At least not in any formal or traditional way. Birthdays are just really fucking hard, y’all! Over the last few years, every single time July swings around I find myself starting to feel more and more anxious, often verging onto panic, and time has continuously shown it to be for good reason.
In 2020, we were on the edge of pandemic lockdown and I was in the midst of dealing with an increasingly hostile and uncomfortable living situation, as well as experiences with emotional manipulation and abuse from an increasingly unhealthy relationship. During my actual birthday a lot of uncomfortable interpersonal stuff happened resulting in me generally feeling very stressed and upset.
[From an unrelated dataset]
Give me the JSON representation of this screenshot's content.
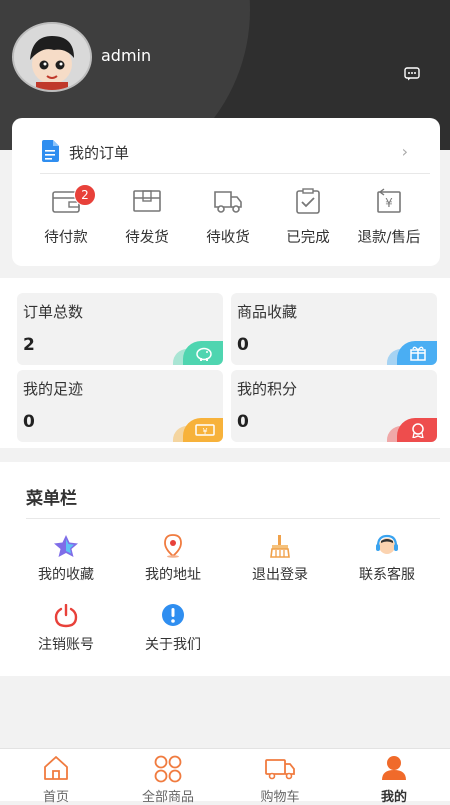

2021 brought me the emotional trauma of having just separated from my spouse, and fleeing two back to back living situations in which I was struggling through emotional and verbal abuse, as well as some sexual coercion. I was hyper-vigilant, overwhelmed, tuned out, and trying to mask it all rather poorly.
This year, which I’d hoped would be much better, turned out to be the worst yet. Leading up to my birthday were two breakups, two de-escalations (one of which came out of left field), and one shattered connection due to miscommunication and high emotions. Some were my choice, others were natural ends to months of toxicity, stress, and poor relationship conditions. Then, the day after my birthday, when I was just starting to let my emotional guard down a little, I had yet another breakup occur.
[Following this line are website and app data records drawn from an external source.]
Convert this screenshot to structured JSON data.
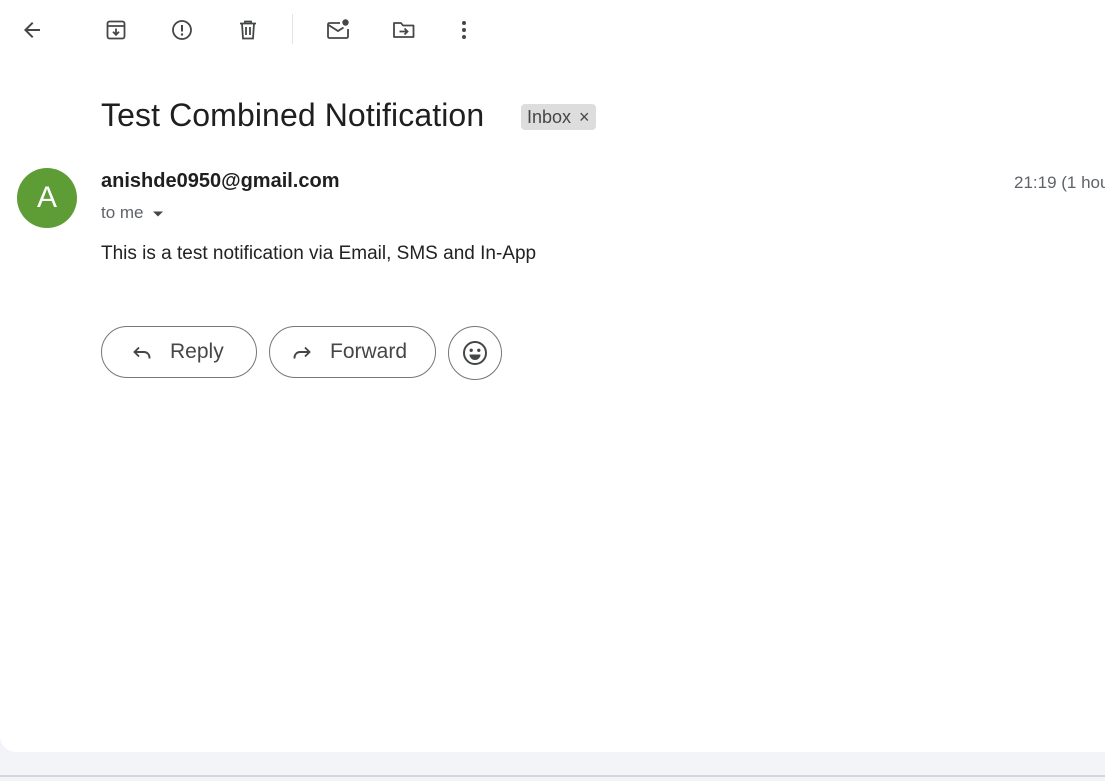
{
  "toolbar": {
    "back_icon": "arrow-left-icon",
    "archive_icon": "archive-icon",
    "spam_icon": "report-spam-icon",
    "delete_icon": "trash-icon",
    "mark_unread_icon": "mail-unread-icon",
    "move_icon": "move-to-folder-icon",
    "more_icon": "more-vertical-icon"
  },
  "message": {
    "subject": "Test Combined Notification",
    "label": "Inbox",
    "label_remove": "×",
    "sender_initial": "A",
    "avatar_color": "#5e9c36",
    "sender": "anishde0950@gmail.com",
    "recipient": "to me",
    "timestamp": "21:19 (1 hou",
    "body": "This is a test notification via Email, SMS and In-App"
  },
  "actions": {
    "reply": "Reply",
    "forward": "Forward",
    "emoji_icon": "smiley-icon"
  }
}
It wasn’t one that I wanted to happen, nor suspected would, and it really sucked.
Don’t get me wrong, I had a lot of wonderful support from my partners Fen and Verne, but the sheer amount of rejection that’s happened as of late has had me veering in and out of breakdown mode for weeks. And the hyper-vigilance is back full-force. I had a small gathering shortly after my birthday with a handful of people that felt relatively nice, but I still struggled a great deal with feeling heartbroken, abandoned, insecure, and disconnected from the moment.
Not that birthdays were necessarily better for me growing up either. Overall they were very anxious times that I struggled immensely with socialization, expectations, sensory overload, and even addictions around. When I was younger I often found myself mostly dissociating through parties, getting very quiet and wanting them to pass.
When I got older I found them to be anxiety inducing, uncomfortable, and I didn’t know how to act at them. Everyone kept expecting me to be excited, to get pumped up, to be happy, but I wasn’t and I couldn’t force it no matter how hard I tried. I had depression and anxiety, as well as undiagnosed autism and ADHD, and masking was impossible. Further, it was all made worse by all these expectations of my friends and family to make a big deal out of it. Hell, half the time that I did try to plan anything most people didn’t show up either. I get it, life keeps us busy but it still sucked and ultimately just led to me feeling worse when I couldn’t spend the time I was already anxious about with the people I cared about.
I mean, if that’s what you want, then cool! But I’m an autistic introvert and it’s taken me until this year to realize that my sensory issues, panic attacks, and anxiety around birthday parties is legit and not something to feel guilty about or try to pressure myself into just ignoring.
Speaking with my counsellor recently, she told me about how her best birthday of the last decade was in 2020, in the midst of the pandemic, because for the first time in years she was able to just spend it her way, for herself, with no expectations from anyone else about who she should invite, when it should, be how she should feel, and all that crap that typically surrounds it. Honestly, that sounded great and really helped me re-focus a lot of what I’ve been feeling.
Between my history of birthday month trauma, and my general mental health struggles with birthday parties, planning, and socializing, I think I’m going to try something different next year: I’m not going to have one. Instead, I’m going to buy myself some gifts, ask my friends for some nudes, stay home, order in, and just vedge out with my partners.
Interestingly, I kind of feel the same about holidays too, especially Easter, Thanksgiving, and Christmas. I was disowned by my family nearly nine years ago now, shortly after I started to come out as queer and trans in 2013. It was a devastating experience that I still haven’t fully “recovered” from. I don’t even know that I ever will. Since then I’ve found any and all holiday times to be very stressful and sad as I’m constantly bombarded with imagery of happy cishet families celebrating the holidays and safe and loving and warm and happy. Seeing it also reflected in my social media feeds just fills me with bitterness and sadness.
It just sucks that there’s a lot wrapped in all of these events framed with Christian influenced traditional family structures and values.
And maybe that’s it right there, that’s what all of this is about. Tradition. Cisnormative, heteronormative, and often ableist, tradition with all of the unreasonable, suffocating expectations attached. Be it a birthday or family dinner, I think that this next year needs to be partially about me redefining and reclaiming all of that for myself in whatever ways feel best for me.
I guess I just need something to give.